Kevin Shah, a cardiologist with the University of Utah Health, said the virus can wreak havoc on the heart and the cardiovascular system.

Shah says at the beginning of the pandemic, the virus was associated with respiratory disease because the symptoms impacted the lungs.

Now, nine months into the pandemic, there's evidence that shows cases of severe infection and that the body's immune system can overcompensate its response--in some cases, this weakens the heart or causes fluid in the lungs.

Shah said he and cardiologists nationwide are seeing symptoms pop up later in patients who didn't go to the doctor in the early stages of their sickness.

"We’re seeing things that we haven’t seen in a long time so delayed presentations of heart attacks, heart failures, cardiogenic shock, even sudden cardiac death," he said.

Health experts are learning that a patient can develop a new cardiovascular problem even after they have recovered from the virus.

Shah said it's really important to pay close attention to the symptoms.

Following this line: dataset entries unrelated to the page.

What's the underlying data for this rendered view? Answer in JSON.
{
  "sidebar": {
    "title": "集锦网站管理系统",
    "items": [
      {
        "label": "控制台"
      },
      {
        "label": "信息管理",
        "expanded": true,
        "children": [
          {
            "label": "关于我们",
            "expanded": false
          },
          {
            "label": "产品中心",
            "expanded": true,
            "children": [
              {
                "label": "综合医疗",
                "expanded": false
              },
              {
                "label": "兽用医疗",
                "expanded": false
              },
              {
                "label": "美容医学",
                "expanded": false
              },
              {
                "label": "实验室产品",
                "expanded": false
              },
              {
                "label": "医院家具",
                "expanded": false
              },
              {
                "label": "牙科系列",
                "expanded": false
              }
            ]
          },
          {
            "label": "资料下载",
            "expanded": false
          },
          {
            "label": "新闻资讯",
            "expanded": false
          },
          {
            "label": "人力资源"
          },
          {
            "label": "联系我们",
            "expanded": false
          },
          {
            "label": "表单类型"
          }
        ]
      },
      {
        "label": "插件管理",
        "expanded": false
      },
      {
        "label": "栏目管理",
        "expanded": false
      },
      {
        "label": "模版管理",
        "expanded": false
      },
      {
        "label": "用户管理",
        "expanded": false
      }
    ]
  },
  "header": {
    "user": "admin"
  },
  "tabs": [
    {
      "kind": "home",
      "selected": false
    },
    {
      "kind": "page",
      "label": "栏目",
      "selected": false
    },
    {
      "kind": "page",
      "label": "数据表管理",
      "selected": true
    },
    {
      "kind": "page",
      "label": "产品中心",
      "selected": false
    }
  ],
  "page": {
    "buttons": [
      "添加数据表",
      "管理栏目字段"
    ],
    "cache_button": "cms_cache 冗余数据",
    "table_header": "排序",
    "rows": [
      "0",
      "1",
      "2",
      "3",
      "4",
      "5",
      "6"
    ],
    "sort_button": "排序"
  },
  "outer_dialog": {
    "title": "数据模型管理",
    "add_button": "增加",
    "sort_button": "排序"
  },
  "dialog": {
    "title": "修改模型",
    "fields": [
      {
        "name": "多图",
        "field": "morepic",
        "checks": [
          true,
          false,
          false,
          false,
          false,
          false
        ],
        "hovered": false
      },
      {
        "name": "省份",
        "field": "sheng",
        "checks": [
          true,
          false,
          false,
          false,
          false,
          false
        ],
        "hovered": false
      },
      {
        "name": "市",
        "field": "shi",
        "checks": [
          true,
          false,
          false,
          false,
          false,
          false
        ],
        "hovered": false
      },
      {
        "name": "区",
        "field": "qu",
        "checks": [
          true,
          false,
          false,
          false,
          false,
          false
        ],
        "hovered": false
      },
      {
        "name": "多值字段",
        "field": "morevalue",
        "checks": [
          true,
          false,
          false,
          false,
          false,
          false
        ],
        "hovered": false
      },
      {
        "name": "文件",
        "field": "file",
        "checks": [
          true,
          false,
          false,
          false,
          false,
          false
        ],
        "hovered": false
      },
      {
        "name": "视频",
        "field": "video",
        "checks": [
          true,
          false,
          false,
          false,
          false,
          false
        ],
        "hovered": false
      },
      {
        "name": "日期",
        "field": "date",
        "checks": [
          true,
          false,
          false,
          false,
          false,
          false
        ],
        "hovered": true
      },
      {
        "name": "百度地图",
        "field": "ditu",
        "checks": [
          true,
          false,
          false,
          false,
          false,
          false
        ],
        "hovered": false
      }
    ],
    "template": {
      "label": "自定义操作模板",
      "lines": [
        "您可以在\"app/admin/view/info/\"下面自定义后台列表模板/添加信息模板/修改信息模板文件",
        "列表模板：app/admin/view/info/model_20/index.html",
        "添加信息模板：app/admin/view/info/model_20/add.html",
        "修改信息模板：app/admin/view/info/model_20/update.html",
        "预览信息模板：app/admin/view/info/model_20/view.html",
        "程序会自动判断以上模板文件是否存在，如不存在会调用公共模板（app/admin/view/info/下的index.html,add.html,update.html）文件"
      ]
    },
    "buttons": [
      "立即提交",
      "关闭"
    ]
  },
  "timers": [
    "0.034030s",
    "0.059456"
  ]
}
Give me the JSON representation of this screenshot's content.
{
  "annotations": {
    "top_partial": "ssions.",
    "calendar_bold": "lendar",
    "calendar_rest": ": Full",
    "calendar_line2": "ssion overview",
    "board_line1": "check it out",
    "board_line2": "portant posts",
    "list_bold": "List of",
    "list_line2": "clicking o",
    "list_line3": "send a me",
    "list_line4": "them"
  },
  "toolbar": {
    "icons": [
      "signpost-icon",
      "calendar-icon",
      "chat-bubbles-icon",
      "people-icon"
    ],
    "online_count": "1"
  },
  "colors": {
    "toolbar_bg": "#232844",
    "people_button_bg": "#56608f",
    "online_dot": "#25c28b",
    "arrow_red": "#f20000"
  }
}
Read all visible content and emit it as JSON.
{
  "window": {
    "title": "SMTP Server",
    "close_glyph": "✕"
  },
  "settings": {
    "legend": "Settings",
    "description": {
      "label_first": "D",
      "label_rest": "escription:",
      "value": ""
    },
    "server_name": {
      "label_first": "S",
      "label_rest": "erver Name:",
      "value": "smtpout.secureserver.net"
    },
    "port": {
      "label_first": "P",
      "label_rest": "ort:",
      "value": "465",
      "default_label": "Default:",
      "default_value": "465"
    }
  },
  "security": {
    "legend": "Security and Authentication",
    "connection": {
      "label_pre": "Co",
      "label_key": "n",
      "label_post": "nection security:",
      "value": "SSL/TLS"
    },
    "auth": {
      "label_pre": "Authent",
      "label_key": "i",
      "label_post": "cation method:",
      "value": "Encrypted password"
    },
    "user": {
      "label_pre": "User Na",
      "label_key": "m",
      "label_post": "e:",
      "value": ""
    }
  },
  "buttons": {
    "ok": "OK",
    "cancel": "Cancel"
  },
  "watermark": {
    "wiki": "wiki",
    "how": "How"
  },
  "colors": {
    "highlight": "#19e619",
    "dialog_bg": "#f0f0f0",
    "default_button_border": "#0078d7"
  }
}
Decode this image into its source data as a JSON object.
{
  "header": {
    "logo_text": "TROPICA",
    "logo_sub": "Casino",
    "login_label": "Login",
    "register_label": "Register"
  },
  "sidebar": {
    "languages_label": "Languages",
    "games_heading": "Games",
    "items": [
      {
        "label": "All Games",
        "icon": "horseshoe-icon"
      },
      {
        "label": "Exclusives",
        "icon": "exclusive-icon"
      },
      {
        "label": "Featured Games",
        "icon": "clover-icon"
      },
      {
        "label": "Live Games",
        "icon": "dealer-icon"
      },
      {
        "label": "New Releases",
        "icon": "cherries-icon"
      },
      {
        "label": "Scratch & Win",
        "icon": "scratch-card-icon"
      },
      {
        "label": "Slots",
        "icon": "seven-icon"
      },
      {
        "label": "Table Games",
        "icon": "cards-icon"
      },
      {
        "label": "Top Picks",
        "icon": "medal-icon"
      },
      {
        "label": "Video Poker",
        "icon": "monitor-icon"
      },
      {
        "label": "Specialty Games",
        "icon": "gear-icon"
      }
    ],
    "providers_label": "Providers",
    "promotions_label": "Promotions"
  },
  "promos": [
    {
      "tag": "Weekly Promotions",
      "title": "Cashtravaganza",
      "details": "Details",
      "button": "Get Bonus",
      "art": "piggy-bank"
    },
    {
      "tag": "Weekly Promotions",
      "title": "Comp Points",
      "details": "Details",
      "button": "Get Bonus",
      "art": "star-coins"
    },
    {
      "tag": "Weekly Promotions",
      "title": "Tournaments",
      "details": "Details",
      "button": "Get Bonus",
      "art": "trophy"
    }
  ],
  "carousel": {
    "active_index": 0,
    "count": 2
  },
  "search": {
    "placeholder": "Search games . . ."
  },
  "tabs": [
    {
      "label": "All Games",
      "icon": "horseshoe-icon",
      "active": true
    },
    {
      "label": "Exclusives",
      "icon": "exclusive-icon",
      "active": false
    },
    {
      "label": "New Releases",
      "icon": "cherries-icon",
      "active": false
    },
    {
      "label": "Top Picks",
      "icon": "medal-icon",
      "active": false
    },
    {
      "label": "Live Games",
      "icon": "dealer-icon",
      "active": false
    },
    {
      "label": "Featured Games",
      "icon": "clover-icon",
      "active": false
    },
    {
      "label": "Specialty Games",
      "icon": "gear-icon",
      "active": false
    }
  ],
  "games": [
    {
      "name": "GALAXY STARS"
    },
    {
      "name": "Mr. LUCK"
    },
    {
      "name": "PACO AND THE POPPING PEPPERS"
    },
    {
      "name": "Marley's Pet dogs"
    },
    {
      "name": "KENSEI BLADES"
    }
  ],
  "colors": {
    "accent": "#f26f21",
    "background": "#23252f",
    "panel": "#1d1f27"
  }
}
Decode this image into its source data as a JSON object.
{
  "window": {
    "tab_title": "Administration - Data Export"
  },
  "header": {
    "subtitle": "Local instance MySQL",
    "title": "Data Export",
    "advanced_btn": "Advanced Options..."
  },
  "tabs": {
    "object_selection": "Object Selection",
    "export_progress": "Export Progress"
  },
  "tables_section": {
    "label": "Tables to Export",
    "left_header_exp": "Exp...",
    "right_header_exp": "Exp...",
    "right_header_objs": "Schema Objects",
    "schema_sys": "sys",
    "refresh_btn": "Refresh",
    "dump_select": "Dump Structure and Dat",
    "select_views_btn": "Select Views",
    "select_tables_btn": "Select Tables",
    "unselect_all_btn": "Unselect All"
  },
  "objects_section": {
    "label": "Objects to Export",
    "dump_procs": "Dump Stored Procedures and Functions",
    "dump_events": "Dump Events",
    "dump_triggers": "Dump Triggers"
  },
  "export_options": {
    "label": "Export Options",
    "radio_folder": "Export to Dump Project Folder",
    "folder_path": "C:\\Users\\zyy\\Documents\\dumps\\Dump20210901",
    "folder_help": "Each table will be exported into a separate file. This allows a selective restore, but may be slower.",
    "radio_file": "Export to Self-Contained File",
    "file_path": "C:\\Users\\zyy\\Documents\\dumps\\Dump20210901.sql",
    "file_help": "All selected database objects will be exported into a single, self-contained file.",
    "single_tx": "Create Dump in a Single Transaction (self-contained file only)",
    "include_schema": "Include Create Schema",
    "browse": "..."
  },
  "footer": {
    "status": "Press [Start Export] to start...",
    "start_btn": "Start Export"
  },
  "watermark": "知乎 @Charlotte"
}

He says even if a patient recovered from COVID-19 at home and never went to the hospital, they should still see a doctor regularly and not ignore any new symptoms that may occur.

To read more about this, visit: healthcare.utah.edu